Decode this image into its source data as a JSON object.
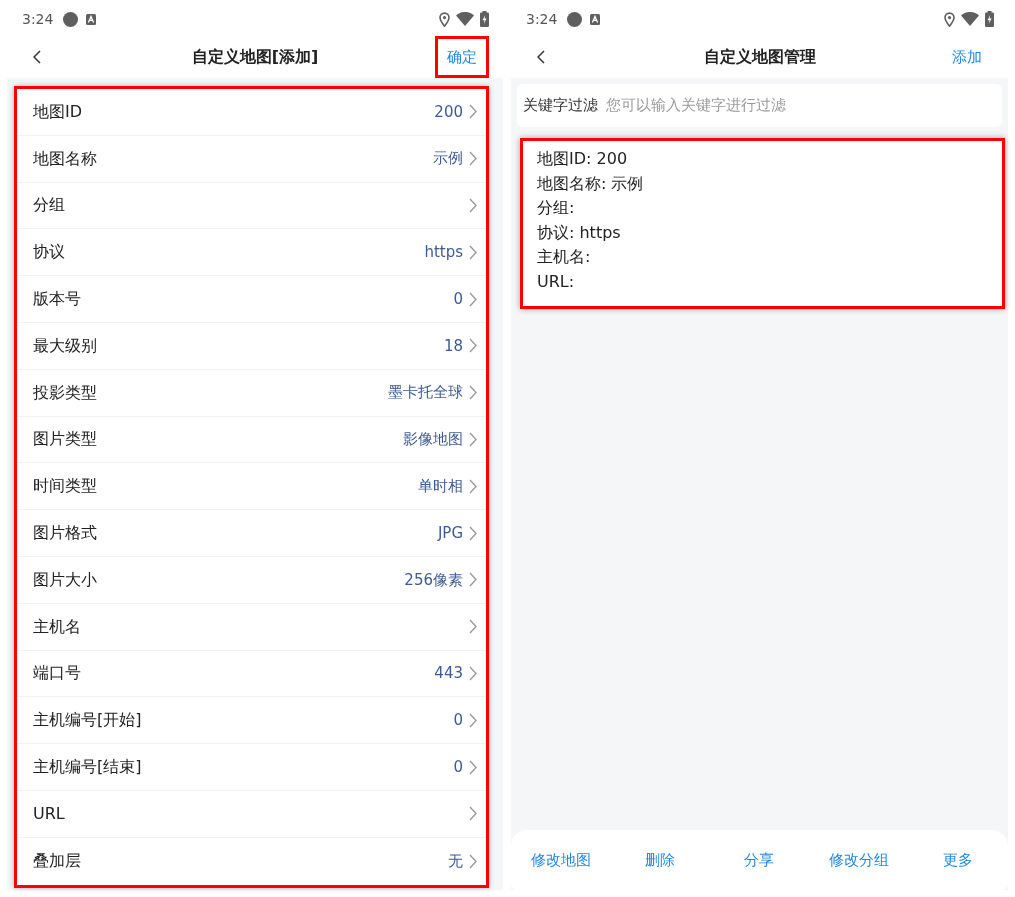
{
  "add_map_screen": {
    "status_bar": {
      "time": "3:24"
    },
    "header": {
      "title": "自定义地图[添加]",
      "action": "确定",
      "action_highlighted": true
    },
    "form": {
      "highlighted": true,
      "fields": [
        {
          "label": "地图ID",
          "value": "200"
        },
        {
          "label": "地图名称",
          "value": "示例"
        },
        {
          "label": "分组"
        },
        {
          "label": "协议",
          "value": "https"
        },
        {
          "label": "版本号",
          "value": "0"
        },
        {
          "label": "最大级别",
          "value": "18"
        },
        {
          "label": "投影类型",
          "value": "墨卡托全球"
        },
        {
          "label": "图片类型",
          "value": "影像地图"
        },
        {
          "label": "时间类型",
          "value": "单时相"
        },
        {
          "label": "图片格式",
          "value": "JPG"
        },
        {
          "label": "图片大小",
          "value": "256像素"
        },
        {
          "label": "主机名"
        },
        {
          "label": "端口号",
          "value": "443"
        },
        {
          "label": "主机编号[开始]",
          "value": "0"
        },
        {
          "label": "主机编号[结束]",
          "value": "0"
        },
        {
          "label": "URL"
        },
        {
          "label": "叠加层",
          "value": "无"
        }
      ]
    }
  },
  "map_manager_screen": {
    "status_bar": {
      "time": "3:24"
    },
    "header": {
      "title": "自定义地图管理",
      "action": "添加",
      "action_highlighted": false
    },
    "filter": {
      "label": "关键字过滤",
      "placeholder": "您可以输入关键字进行过滤"
    },
    "maps": [
      {
        "highlighted": true,
        "lines": [
          "地图ID: 200",
          "地图名称: 示例",
          "分组:",
          "协议: https",
          "主机名:",
          "URL:"
        ]
      }
    ],
    "actions": [
      "修改地图",
      "删除",
      "分享",
      "修改分组",
      "更多"
    ]
  }
}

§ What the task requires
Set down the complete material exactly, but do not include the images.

§ Answer to this problem
Decode this image into its source data as a JSON object.
{
  "add_map_screen": {
    "status_bar": {
      "time": "3:24"
    },
    "header": {
      "title": "自定义地图[添加]",
      "action": "确定",
      "action_highlighted": true
    },
    "form": {
      "highlighted": true,
      "fields": [
        {
          "label": "地图ID",
          "value": "200"
        },
        {
          "label": "地图名称",
          "value": "示例"
        },
        {
          "label": "分组"
        },
        {
          "label": "协议",
          "value": "https"
        },
        {
          "label": "版本号",
          "value": "0"
        },
        {
          "label": "最大级别",
          "value": "18"
        },
        {
          "label": "投影类型",
          "value": "墨卡托全球"
        },
        {
          "label": "图片类型",
          "value": "影像地图"
        },
        {
          "label": "时间类型",
          "value": "单时相"
        },
        {
          "label": "图片格式",
          "value": "JPG"
        },
        {
          "label": "图片大小",
          "value": "256像素"
        },
        {
          "label": "主机名"
        },
        {
          "label": "端口号",
          "value": "443"
        },
        {
          "label": "主机编号[开始]",
          "value": "0"
        },
        {
          "label": "主机编号[结束]",
          "value": "0"
        },
        {
          "label": "URL"
        },
        {
          "label": "叠加层",
          "value": "无"
        }
      ]
    }
  },
  "map_manager_screen": {
    "status_bar": {
      "time": "3:24"
    },
    "header": {
      "title": "自定义地图管理",
      "action": "添加",
      "action_highlighted": false
    },
    "filter": {
      "label": "关键字过滤",
      "placeholder": "您可以输入关键字进行过滤"
    },
    "maps": [
      {
        "highlighted": true,
        "lines": [
          "地图ID: 200",
          "地图名称: 示例",
          "分组:",
          "协议: https",
          "主机名:",
          "URL:"
        ]
      }
    ],
    "actions": [
      "修改地图",
      "删除",
      "分享",
      "修改分组",
      "更多"
    ]
  }
}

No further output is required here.